AIM OF THE EXERCISE | Within the material below, how many lines include the word "type"? Only the number should be given.

►

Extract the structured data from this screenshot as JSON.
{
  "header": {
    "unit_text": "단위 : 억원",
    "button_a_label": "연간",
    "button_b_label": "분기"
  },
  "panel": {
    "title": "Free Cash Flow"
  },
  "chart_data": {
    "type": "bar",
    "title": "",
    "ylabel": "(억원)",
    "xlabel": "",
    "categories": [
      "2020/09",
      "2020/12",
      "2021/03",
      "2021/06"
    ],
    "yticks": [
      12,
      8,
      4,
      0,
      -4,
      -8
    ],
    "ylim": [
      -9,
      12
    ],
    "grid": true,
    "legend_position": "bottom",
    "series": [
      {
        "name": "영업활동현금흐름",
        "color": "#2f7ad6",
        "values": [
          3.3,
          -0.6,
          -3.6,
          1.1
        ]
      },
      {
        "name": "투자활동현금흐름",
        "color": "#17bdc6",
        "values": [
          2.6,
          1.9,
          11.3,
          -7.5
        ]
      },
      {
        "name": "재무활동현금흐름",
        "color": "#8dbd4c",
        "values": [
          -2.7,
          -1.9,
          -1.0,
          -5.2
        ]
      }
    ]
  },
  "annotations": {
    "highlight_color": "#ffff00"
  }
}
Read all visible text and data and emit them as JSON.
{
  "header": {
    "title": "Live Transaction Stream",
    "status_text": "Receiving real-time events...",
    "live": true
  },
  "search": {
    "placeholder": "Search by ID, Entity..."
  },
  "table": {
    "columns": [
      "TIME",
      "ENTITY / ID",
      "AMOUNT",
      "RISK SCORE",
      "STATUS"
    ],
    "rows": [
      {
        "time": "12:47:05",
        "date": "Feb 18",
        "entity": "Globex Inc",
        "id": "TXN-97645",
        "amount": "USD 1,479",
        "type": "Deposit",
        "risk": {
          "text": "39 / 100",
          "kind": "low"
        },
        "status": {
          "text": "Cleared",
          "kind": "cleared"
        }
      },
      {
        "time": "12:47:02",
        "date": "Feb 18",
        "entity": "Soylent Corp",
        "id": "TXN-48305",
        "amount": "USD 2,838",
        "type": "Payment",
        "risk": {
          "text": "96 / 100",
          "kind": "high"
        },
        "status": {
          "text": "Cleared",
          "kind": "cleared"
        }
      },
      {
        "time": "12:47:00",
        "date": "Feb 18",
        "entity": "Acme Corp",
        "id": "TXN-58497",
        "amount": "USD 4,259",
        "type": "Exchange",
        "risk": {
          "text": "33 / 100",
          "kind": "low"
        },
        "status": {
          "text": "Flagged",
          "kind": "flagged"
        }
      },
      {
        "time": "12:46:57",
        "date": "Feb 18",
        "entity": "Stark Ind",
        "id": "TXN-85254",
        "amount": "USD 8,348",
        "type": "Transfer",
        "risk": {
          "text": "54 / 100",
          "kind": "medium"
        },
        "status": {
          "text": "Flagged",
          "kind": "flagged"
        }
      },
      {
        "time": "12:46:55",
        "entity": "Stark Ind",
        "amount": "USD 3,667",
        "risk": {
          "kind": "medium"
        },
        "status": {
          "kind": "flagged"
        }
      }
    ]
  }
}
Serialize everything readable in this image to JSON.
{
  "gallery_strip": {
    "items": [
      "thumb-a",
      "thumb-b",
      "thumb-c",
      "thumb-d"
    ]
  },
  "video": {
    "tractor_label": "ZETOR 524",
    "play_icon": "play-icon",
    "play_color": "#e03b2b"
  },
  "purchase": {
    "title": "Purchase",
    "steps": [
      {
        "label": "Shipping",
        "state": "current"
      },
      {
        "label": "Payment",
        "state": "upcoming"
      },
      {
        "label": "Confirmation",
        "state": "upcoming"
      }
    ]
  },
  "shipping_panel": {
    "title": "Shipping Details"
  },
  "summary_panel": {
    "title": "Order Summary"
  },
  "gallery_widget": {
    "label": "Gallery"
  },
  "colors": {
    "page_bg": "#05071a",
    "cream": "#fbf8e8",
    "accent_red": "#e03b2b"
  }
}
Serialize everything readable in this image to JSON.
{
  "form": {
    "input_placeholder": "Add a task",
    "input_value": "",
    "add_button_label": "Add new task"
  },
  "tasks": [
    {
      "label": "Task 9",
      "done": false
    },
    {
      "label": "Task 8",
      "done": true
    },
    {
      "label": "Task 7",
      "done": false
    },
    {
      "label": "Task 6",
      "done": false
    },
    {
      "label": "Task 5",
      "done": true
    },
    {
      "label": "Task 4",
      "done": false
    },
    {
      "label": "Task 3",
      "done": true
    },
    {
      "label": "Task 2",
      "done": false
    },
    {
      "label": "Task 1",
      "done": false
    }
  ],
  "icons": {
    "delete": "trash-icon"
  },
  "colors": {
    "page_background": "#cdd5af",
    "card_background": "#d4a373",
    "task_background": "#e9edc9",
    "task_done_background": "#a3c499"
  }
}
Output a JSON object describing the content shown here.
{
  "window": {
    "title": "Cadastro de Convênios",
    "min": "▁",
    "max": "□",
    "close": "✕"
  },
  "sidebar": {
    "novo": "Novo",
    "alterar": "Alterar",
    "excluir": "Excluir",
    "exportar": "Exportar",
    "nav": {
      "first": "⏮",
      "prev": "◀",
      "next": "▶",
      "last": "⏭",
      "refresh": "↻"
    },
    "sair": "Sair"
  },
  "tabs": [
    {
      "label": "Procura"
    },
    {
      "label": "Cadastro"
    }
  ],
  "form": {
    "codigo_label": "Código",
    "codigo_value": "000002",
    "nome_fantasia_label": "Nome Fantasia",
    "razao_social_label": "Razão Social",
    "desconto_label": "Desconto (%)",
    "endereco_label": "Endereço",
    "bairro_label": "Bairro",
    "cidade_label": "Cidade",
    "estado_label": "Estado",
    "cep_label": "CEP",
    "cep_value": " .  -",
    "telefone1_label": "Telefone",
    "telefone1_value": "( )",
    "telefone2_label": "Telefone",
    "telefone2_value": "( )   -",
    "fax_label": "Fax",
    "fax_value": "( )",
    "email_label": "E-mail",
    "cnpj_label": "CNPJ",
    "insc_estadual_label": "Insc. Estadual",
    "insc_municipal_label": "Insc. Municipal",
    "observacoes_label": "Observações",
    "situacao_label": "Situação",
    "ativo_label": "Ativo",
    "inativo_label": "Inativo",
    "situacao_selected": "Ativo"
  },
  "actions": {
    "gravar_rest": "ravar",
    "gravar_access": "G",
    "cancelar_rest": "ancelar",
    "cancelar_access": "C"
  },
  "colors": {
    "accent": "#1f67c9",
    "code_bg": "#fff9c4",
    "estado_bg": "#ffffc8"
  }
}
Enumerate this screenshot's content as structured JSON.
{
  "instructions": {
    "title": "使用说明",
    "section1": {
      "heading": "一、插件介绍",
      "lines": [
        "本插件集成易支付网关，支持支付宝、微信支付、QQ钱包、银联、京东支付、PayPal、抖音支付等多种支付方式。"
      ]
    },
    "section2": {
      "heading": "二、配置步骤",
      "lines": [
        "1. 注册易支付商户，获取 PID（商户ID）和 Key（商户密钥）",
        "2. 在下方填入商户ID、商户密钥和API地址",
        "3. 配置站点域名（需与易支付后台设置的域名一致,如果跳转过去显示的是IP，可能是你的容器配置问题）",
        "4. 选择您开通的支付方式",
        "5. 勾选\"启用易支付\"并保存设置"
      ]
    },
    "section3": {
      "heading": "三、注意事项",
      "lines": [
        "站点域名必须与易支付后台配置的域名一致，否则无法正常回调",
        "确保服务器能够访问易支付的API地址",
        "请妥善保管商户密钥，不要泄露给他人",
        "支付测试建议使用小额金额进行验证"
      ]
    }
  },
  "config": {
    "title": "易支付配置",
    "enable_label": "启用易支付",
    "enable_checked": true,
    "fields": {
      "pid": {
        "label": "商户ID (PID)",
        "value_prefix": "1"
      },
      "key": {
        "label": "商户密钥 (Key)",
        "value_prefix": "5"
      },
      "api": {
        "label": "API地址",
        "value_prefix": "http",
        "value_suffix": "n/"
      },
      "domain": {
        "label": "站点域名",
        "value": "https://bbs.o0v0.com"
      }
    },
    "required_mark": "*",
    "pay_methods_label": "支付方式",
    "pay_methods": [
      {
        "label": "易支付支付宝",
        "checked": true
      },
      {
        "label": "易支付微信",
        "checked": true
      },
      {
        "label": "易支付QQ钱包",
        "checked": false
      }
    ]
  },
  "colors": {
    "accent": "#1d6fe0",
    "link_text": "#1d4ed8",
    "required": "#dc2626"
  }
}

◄

RESPONSE AREA | 5